Creative People and Places (CPP) is an action research project which aims to support more of the public to help shape local cultural provision, particularly in areas where there are fewer opportunities to get involved in the arts. Collaborations between arts and non-arts organisations, including voluntary groups, community organisations, museums and libraries, are helping to develop new and different approaches to how cultural programmes are created.
There are currently 21 CPP projects working across England, each with their own unique approach. Collectively they, alongside their communities, are experimenting, exploring and learning what conditions and approaches work most effectively to democratise arts and culture. In doing so they are increasing attendance and participation in excellent art and culture.
As noted by the Culture is Digital report, published in 2018, digital tools and technologies provide a potential route to help CPPs to reach a broader audience, develop engaging activities and empower communities. This research was commissioned to identify how CPPs are currently using digital tools and technologies and where the opportunities lie to further develop their approach.
CPPs are at the forefront of a model and practice that is referred to as ‘cultural democracy’ - which represents the overlap between the cultural sector and wider trends in participatory democracy and citizen-centred codesign of public and other services. Findings on CPPs’ digital practice and the further opportunities, may well be applicable to the wider arts and cultural sector in how they shift to being more driven by their communities.
The insights in this report are based on primary research with all CPPs plus some of their beneficiaries and collaborators.

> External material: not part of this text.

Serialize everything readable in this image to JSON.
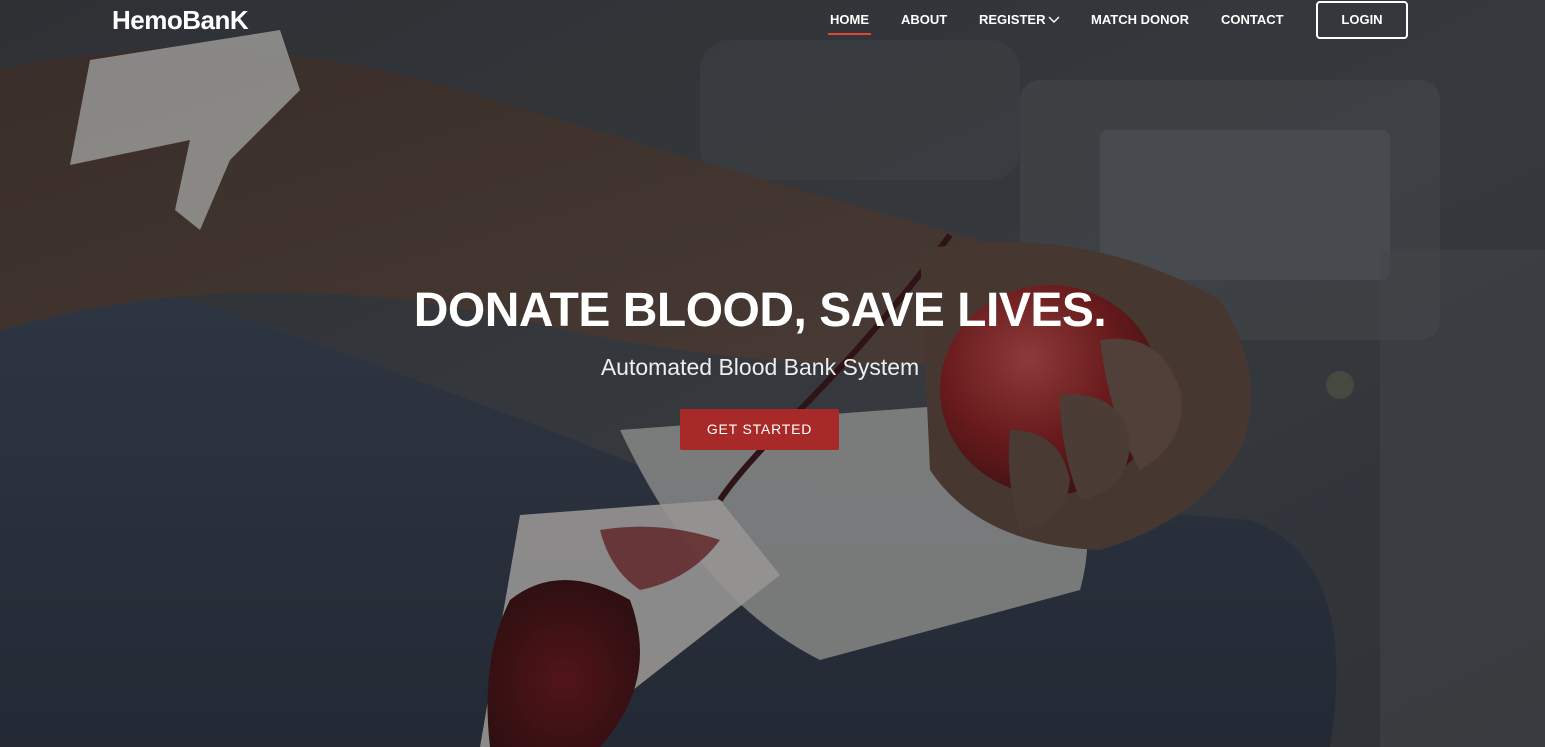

It also draws on useful examples of best practice in relation to digital engagement and development from the cultural sector outside CPPs and the wider third sector.
Read the full report HERE
Photo credit: Andrew Billington Photography
Striking differences between urban and rural areas make a strong case for a dual regional policy, argue Anne Torreggiani and Zoe Papiernik-Bloor.
Working with partners on the 'Futurescapes' project that explores how immersive media can empower and include communities in the design and future of their public spaces.